Items listed in a dataset:
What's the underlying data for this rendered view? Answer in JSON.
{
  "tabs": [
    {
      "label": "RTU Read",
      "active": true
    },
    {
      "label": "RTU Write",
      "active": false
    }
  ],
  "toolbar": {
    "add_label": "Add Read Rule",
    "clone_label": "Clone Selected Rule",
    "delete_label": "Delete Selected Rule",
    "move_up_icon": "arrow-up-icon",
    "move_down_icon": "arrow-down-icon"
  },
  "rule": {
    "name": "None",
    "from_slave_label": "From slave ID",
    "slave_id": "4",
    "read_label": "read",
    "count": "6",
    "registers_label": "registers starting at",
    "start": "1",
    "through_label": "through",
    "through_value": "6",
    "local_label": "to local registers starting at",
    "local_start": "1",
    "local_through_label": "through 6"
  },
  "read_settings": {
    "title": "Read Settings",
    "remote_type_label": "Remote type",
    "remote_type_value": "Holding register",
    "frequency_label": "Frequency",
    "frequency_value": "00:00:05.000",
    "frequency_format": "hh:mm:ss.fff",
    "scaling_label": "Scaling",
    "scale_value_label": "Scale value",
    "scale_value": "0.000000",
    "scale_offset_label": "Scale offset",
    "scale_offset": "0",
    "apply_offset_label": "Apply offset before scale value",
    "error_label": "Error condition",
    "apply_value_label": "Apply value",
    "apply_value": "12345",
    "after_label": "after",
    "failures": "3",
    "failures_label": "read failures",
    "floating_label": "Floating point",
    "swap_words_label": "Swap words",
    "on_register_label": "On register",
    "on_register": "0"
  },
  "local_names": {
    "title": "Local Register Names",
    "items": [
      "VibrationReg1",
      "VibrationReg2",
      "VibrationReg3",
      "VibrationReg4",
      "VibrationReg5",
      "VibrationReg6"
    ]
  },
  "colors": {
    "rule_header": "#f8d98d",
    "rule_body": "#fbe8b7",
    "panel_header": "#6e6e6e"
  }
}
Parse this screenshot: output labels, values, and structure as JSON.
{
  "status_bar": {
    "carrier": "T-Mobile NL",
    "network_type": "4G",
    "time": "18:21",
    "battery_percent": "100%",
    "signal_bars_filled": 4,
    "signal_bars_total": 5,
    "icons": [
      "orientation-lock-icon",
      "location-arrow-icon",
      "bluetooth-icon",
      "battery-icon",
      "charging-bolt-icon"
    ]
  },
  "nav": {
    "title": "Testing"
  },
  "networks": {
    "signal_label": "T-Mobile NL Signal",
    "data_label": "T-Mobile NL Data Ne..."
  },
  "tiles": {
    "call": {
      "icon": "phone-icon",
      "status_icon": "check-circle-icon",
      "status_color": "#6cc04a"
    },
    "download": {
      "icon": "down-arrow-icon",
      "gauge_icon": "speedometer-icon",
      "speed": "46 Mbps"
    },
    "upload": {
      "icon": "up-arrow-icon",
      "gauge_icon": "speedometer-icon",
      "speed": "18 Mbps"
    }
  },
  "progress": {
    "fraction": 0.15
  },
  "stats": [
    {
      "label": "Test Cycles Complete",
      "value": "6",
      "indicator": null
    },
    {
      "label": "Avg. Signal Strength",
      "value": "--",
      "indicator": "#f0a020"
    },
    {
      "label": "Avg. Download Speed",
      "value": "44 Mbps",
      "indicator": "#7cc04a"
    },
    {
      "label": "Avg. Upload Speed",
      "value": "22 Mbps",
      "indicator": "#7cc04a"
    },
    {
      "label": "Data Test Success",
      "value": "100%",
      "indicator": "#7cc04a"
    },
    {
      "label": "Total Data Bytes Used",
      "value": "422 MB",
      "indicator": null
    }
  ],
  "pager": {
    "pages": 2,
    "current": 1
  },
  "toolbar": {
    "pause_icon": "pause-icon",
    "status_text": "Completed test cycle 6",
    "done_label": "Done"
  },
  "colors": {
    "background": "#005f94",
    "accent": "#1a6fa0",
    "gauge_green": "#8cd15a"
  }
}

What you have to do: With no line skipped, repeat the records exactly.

Task result:
What's the underlying data for this rendered view? Answer in JSON.
{
  "tabs": [
    {
      "label": "RTU Read",
      "active": true
    },
    {
      "label": "RTU Write",
      "active": false
    }
  ],
  "toolbar": {
    "add_label": "Add Read Rule",
    "clone_label": "Clone Selected Rule",
    "delete_label": "Delete Selected Rule",
    "move_up_icon": "arrow-up-icon",
    "move_down_icon": "arrow-down-icon"
  },
  "rule": {
    "name": "None",
    "from_slave_label": "From slave ID",
    "slave_id": "4",
    "read_label": "read",
    "count": "6",
    "registers_label": "registers starting at",
    "start": "1",
    "through_label": "through",
    "through_value": "6",
    "local_label": "to local registers starting at",
    "local_start": "1",
    "local_through_label": "through 6"
  },
  "read_settings": {
    "title": "Read Settings",
    "remote_type_label": "Remote type",
    "remote_type_value": "Holding register",
    "frequency_label": "Frequency",
    "frequency_value": "00:00:05.000",
    "frequency_format": "hh:mm:ss.fff",
    "scaling_label": "Scaling",
    "scale_value_label": "Scale value",
    "scale_value": "0.000000",
    "scale_offset_label": "Scale offset",
    "scale_offset": "0",
    "apply_offset_label": "Apply offset before scale value",
    "error_label": "Error condition",
    "apply_value_label": "Apply value",
    "apply_value": "12345",
    "after_label": "after",
    "failures": "3",
    "failures_label": "read failures",
    "floating_label": "Floating point",
    "swap_words_label": "Swap words",
    "on_register_label": "On register",
    "on_register": "0"
  },
  "local_names": {
    "title": "Local Register Names",
    "items": [
      "VibrationReg1",
      "VibrationReg2",
      "VibrationReg3",
      "VibrationReg4",
      "VibrationReg5",
      "VibrationReg6"
    ]
  },
  "colors": {
    "rule_header": "#f8d98d",
    "rule_body": "#fbe8b7",
    "panel_header": "#6e6e6e"
  }
}
Parse this screenshot: output labels, values, and structure as JSON.
{
  "status_bar": {
    "carrier": "T-Mobile NL",
    "network_type": "4G",
    "time": "18:21",
    "battery_percent": "100%",
    "signal_bars_filled": 4,
    "signal_bars_total": 5,
    "icons": [
      "orientation-lock-icon",
      "location-arrow-icon",
      "bluetooth-icon",
      "battery-icon",
      "charging-bolt-icon"
    ]
  },
  "nav": {
    "title": "Testing"
  },
  "networks": {
    "signal_label": "T-Mobile NL Signal",
    "data_label": "T-Mobile NL Data Ne..."
  },
  "tiles": {
    "call": {
      "icon": "phone-icon",
      "status_icon": "check-circle-icon",
      "status_color": "#6cc04a"
    },
    "download": {
      "icon": "down-arrow-icon",
      "gauge_icon": "speedometer-icon",
      "speed": "46 Mbps"
    },
    "upload": {
      "icon": "up-arrow-icon",
      "gauge_icon": "speedometer-icon",
      "speed": "18 Mbps"
    }
  },
  "progress": {
    "fraction": 0.15
  },
  "stats": [
    {
      "label": "Test Cycles Complete",
      "value": "6",
      "indicator": null
    },
    {
      "label": "Avg. Signal Strength",
      "value": "--",
      "indicator": "#f0a020"
    },
    {
      "label": "Avg. Download Speed",
      "value": "44 Mbps",
      "indicator": "#7cc04a"
    },
    {
      "label": "Avg. Upload Speed",
      "value": "22 Mbps",
      "indicator": "#7cc04a"
    },
    {
      "label": "Data Test Success",
      "value": "100%",
      "indicator": "#7cc04a"
    },
    {
      "label": "Total Data Bytes Used",
      "value": "422 MB",
      "indicator": null
    }
  ],
  "pager": {
    "pages": 2,
    "current": 1
  },
  "toolbar": {
    "pause_icon": "pause-icon",
    "status_text": "Completed test cycle 6",
    "done_label": "Done"
  },
  "colors": {
    "background": "#005f94",
    "accent": "#1a6fa0",
    "gauge_green": "#8cd15a"
  }
}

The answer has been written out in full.